* What you have to do *
Each record below should be output verbatim, without pictures.

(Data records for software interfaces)
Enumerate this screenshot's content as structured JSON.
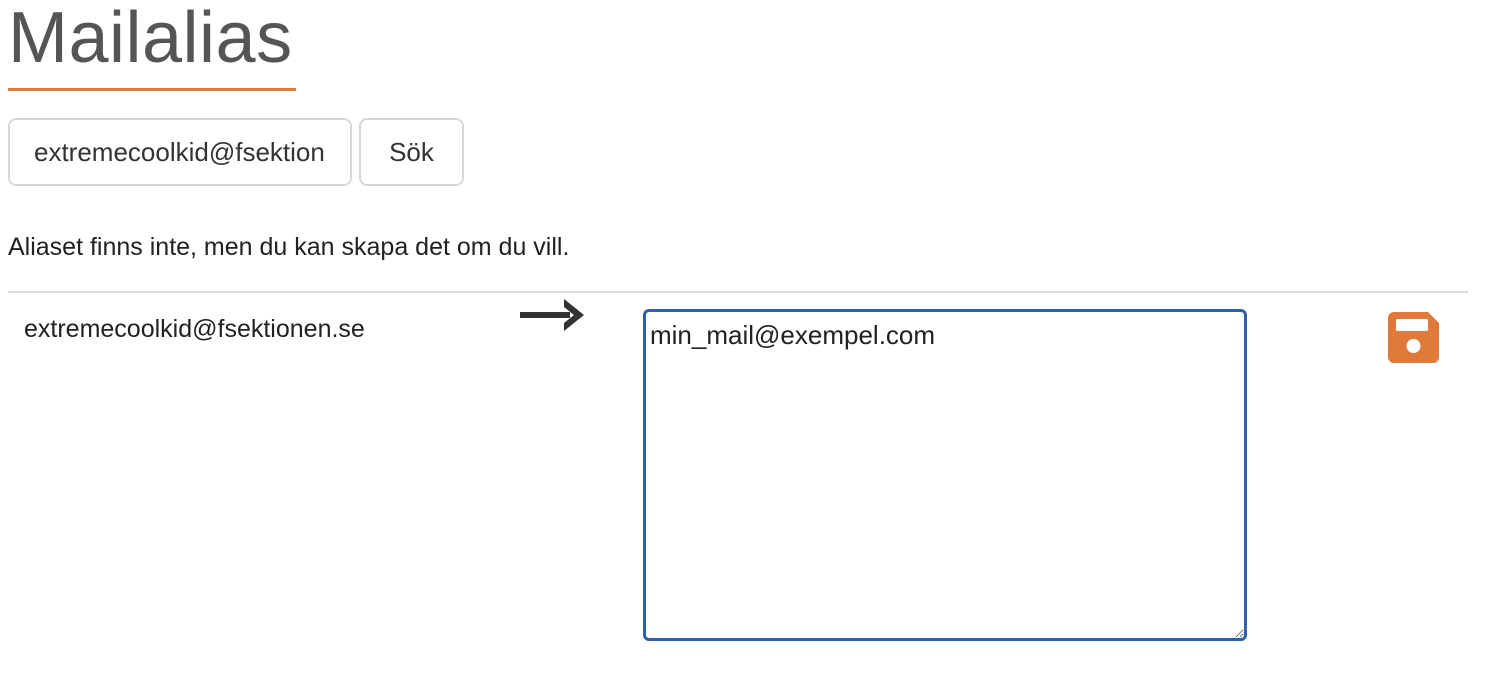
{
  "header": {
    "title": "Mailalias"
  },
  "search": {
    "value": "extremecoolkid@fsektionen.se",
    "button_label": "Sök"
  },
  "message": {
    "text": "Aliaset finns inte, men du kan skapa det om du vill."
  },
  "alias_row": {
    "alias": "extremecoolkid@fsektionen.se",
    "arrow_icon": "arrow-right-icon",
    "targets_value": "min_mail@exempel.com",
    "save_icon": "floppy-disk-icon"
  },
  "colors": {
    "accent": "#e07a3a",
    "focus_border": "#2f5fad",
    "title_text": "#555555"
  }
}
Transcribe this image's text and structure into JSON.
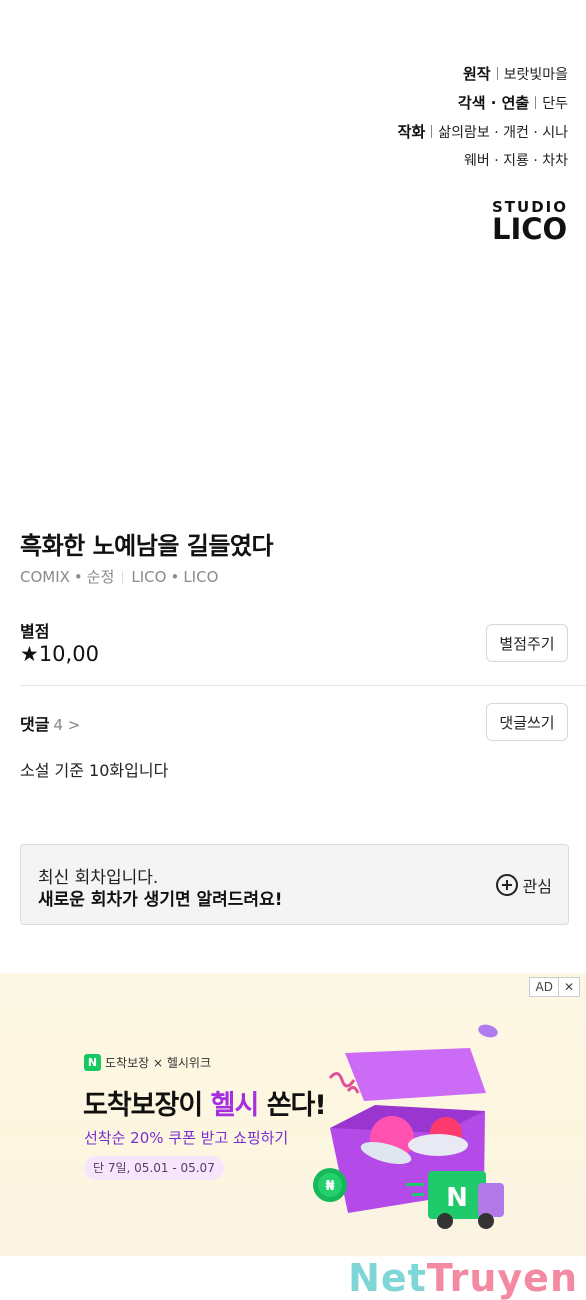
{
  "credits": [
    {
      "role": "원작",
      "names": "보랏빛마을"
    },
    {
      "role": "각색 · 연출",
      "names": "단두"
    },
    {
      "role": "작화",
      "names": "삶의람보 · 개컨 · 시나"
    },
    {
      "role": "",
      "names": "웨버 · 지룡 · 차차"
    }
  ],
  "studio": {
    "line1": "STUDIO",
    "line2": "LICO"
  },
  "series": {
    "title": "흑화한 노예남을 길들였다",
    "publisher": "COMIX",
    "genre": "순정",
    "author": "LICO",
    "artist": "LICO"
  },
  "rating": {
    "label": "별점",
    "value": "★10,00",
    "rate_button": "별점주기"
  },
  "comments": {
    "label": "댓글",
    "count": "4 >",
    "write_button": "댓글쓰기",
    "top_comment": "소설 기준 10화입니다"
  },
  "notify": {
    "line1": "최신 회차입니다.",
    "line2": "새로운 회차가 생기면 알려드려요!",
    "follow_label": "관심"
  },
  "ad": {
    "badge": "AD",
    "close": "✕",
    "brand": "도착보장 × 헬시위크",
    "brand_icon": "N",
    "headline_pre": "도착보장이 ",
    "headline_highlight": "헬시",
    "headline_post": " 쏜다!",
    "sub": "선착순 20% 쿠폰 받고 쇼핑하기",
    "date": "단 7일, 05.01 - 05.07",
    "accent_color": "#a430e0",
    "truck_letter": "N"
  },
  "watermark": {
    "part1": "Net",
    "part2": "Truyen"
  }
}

* Answer to this problem *
Enumerate this screenshot's content as structured JSON.
{
  "header": {
    "title": "Mailalias"
  },
  "search": {
    "value": "extremecoolkid@fsektionen.se",
    "button_label": "Sök"
  },
  "message": {
    "text": "Aliaset finns inte, men du kan skapa det om du vill."
  },
  "alias_row": {
    "alias": "extremecoolkid@fsektionen.se",
    "arrow_icon": "arrow-right-icon",
    "targets_value": "min_mail@exempel.com",
    "save_icon": "floppy-disk-icon"
  },
  "colors": {
    "accent": "#e07a3a",
    "focus_border": "#2f5fad",
    "title_text": "#555555"
  }
}
Transcribe this image's text and structure into JSON.
{
  "credits": [
    {
      "role": "원작",
      "names": "보랏빛마을"
    },
    {
      "role": "각색 · 연출",
      "names": "단두"
    },
    {
      "role": "작화",
      "names": "삶의람보 · 개컨 · 시나"
    },
    {
      "role": "",
      "names": "웨버 · 지룡 · 차차"
    }
  ],
  "studio": {
    "line1": "STUDIO",
    "line2": "LICO"
  },
  "series": {
    "title": "흑화한 노예남을 길들였다",
    "publisher": "COMIX",
    "genre": "순정",
    "author": "LICO",
    "artist": "LICO"
  },
  "rating": {
    "label": "별점",
    "value": "★10,00",
    "rate_button": "별점주기"
  },
  "comments": {
    "label": "댓글",
    "count": "4 >",
    "write_button": "댓글쓰기",
    "top_comment": "소설 기준 10화입니다"
  },
  "notify": {
    "line1": "최신 회차입니다.",
    "line2": "새로운 회차가 생기면 알려드려요!",
    "follow_label": "관심"
  },
  "ad": {
    "badge": "AD",
    "close": "✕",
    "brand": "도착보장 × 헬시위크",
    "brand_icon": "N",
    "headline_pre": "도착보장이 ",
    "headline_highlight": "헬시",
    "headline_post": " 쏜다!",
    "sub": "선착순 20% 쿠폰 받고 쇼핑하기",
    "date": "단 7일, 05.01 - 05.07",
    "accent_color": "#a430e0",
    "truck_letter": "N"
  },
  "watermark": {
    "part1": "Net",
    "part2": "Truyen"
  }
}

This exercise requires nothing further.